[What the task asks]: Find the string "true" in the listing below and return each line it appears in.

[Data in this exercise]:

◆ ◆ ◆

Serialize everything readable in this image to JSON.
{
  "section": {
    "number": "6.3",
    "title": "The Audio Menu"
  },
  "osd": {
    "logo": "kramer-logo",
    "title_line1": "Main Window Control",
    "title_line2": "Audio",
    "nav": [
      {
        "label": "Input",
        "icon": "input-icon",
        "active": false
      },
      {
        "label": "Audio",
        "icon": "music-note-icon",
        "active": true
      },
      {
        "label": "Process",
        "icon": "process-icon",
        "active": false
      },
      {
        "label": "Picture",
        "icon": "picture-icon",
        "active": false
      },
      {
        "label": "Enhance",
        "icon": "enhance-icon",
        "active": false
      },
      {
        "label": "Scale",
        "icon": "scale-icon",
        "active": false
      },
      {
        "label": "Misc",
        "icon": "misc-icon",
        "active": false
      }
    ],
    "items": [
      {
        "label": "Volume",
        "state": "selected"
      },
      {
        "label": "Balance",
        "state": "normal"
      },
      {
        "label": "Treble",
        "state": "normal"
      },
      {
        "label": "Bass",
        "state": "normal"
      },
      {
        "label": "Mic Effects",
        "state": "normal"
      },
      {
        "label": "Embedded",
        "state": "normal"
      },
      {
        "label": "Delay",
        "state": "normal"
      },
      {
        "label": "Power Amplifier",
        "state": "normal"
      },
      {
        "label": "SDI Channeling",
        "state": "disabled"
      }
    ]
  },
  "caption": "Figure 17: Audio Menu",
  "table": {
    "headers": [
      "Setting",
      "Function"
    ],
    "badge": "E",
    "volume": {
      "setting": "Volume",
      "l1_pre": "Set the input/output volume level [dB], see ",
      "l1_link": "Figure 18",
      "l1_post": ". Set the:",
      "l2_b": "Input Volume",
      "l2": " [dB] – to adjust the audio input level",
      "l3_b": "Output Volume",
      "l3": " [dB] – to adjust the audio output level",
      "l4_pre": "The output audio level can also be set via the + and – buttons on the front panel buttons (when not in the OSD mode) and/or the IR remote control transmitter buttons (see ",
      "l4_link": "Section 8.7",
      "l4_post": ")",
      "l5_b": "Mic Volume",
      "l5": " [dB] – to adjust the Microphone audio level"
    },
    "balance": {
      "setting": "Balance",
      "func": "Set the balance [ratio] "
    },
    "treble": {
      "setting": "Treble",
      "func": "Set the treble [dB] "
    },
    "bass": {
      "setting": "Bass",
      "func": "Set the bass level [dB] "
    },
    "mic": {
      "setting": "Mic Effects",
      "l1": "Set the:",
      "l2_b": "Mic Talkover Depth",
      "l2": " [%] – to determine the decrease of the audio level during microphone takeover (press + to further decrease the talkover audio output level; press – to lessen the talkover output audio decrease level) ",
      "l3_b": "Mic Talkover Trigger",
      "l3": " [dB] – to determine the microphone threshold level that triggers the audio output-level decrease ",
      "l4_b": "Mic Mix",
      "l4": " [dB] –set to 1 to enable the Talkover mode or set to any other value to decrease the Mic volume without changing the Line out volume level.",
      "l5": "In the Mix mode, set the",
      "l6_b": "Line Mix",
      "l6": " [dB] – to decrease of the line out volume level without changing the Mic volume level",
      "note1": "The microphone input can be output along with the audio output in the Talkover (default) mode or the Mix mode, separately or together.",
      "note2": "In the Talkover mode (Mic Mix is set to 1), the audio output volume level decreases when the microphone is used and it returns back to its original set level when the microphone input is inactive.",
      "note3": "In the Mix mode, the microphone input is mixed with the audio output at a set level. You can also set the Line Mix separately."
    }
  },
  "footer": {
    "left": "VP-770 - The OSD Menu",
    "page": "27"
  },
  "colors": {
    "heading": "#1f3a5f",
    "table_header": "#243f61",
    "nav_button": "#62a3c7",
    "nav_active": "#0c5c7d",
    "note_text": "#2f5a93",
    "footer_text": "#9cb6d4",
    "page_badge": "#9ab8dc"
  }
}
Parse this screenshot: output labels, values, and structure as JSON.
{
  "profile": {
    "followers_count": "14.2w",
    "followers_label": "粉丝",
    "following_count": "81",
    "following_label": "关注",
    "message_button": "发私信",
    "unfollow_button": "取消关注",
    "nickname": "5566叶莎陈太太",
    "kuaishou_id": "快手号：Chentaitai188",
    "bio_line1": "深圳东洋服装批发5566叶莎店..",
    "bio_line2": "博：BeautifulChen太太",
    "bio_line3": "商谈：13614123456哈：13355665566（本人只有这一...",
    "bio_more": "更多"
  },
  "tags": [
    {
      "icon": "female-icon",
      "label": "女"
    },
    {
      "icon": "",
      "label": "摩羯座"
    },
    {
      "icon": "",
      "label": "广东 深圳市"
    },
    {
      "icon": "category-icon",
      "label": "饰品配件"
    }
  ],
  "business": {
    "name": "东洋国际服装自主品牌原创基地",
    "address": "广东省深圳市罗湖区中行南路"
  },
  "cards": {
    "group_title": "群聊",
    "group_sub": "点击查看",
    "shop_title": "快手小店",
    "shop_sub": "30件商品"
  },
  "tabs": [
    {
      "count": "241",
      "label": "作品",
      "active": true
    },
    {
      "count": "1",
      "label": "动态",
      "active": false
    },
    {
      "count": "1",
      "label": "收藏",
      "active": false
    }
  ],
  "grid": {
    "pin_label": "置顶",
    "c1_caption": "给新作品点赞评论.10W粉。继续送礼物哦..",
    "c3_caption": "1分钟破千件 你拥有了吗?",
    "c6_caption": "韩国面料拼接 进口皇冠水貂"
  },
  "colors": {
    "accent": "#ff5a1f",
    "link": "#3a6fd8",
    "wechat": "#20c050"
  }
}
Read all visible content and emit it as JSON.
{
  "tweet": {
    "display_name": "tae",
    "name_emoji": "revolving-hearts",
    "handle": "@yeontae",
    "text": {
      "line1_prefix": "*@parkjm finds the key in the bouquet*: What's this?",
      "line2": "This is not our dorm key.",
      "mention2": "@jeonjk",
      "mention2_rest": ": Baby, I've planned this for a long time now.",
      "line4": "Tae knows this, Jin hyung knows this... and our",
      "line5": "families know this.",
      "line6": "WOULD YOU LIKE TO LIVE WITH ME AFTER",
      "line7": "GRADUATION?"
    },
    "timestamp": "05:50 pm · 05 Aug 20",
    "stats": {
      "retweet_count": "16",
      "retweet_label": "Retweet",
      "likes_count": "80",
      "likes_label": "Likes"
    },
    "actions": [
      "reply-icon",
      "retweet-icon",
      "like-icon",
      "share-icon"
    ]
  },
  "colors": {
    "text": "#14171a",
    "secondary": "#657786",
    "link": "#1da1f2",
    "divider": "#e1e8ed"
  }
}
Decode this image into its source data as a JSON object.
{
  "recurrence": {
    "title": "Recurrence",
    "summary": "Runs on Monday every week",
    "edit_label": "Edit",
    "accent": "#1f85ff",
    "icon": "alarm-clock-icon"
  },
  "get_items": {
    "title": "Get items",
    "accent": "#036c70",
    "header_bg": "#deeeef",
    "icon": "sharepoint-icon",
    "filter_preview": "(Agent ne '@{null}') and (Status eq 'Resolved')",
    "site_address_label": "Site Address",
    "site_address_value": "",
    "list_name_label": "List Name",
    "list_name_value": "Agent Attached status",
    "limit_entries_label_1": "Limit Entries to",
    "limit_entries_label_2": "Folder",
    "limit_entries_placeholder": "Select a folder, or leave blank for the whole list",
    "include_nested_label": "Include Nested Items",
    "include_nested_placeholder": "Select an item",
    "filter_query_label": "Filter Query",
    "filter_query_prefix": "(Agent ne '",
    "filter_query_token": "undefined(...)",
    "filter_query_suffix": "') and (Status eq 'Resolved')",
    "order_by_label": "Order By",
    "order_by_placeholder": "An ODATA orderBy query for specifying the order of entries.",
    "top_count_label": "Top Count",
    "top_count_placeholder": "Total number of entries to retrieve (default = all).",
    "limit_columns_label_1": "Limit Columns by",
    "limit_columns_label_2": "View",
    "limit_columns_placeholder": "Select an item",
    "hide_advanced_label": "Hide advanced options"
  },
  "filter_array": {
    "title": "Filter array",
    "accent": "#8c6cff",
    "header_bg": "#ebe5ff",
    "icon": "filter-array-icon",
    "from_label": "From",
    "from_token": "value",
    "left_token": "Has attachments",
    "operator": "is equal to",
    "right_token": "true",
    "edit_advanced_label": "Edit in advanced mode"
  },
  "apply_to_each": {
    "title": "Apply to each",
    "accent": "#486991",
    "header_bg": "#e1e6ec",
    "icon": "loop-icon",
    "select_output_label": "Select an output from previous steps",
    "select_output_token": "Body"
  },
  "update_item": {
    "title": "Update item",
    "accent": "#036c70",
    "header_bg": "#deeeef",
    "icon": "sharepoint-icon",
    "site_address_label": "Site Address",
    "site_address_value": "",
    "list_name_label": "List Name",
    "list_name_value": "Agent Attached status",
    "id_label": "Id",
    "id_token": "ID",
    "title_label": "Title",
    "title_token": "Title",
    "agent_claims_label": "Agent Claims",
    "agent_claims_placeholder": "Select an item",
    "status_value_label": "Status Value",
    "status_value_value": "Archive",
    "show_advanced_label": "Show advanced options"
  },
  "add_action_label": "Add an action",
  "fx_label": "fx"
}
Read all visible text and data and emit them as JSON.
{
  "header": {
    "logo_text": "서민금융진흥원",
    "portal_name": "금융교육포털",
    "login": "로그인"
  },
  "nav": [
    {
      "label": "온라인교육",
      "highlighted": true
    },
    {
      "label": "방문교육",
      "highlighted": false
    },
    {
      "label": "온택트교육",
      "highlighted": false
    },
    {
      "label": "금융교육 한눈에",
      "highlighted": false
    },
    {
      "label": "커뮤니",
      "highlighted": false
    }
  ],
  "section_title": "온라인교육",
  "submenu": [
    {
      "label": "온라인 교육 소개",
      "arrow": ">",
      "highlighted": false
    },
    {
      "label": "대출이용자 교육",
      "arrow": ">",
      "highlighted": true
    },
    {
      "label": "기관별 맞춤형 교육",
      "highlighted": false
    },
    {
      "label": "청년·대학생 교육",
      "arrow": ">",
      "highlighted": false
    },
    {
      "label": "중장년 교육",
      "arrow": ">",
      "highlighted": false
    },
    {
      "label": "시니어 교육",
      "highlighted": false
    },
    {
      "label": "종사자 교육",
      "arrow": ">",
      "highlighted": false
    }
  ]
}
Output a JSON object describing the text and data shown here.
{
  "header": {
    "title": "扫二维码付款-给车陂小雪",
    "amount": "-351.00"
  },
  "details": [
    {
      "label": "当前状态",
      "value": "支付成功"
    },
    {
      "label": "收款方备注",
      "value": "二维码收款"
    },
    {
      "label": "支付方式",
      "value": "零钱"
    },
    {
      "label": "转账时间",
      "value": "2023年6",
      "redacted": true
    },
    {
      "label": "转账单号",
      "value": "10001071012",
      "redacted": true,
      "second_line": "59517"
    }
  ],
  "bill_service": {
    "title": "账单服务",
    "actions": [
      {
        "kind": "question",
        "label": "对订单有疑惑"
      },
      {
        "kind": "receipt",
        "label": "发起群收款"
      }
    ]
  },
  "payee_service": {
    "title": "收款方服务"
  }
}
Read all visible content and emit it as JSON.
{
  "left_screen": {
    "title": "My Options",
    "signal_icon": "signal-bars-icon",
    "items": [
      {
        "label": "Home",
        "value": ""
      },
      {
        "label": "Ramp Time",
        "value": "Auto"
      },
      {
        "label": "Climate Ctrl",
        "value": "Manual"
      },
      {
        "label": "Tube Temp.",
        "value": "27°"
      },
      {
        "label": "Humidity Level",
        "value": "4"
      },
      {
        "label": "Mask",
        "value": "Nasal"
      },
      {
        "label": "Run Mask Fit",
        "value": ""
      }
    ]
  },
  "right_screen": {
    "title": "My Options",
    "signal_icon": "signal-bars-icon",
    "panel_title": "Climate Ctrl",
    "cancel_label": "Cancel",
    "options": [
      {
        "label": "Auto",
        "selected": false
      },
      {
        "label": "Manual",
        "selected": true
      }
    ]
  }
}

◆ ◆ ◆

[Reply]:
        "active": true
      "active": true
    "right_token": "true",
      "highlighted": true
      "highlighted": true
      "redacted": true
      "redacted": true,
        "selected": true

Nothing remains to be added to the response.